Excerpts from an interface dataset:
======

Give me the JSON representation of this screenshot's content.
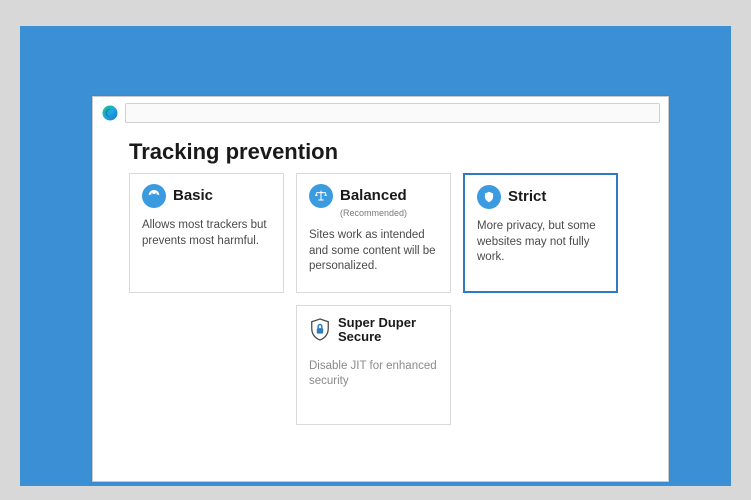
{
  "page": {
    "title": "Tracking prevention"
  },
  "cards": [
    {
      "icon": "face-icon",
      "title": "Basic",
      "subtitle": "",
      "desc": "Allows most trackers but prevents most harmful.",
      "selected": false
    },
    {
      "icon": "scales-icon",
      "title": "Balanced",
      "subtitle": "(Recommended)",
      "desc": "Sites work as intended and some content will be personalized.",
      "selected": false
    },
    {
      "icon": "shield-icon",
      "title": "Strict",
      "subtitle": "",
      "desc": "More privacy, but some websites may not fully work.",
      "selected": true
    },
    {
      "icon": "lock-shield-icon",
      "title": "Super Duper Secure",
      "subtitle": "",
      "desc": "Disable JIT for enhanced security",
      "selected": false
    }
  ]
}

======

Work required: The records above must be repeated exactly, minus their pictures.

Response box:
Give me the JSON representation of this screenshot's content.
{
  "page": {
    "title": "Tracking prevention"
  },
  "cards": [
    {
      "icon": "face-icon",
      "title": "Basic",
      "subtitle": "",
      "desc": "Allows most trackers but prevents most harmful.",
      "selected": false
    },
    {
      "icon": "scales-icon",
      "title": "Balanced",
      "subtitle": "(Recommended)",
      "desc": "Sites work as intended and some content will be personalized.",
      "selected": false
    },
    {
      "icon": "shield-icon",
      "title": "Strict",
      "subtitle": "",
      "desc": "More privacy, but some websites may not fully work.",
      "selected": true
    },
    {
      "icon": "lock-shield-icon",
      "title": "Super Duper Secure",
      "subtitle": "",
      "desc": "Disable JIT for enhanced security",
      "selected": false
    }
  ]
}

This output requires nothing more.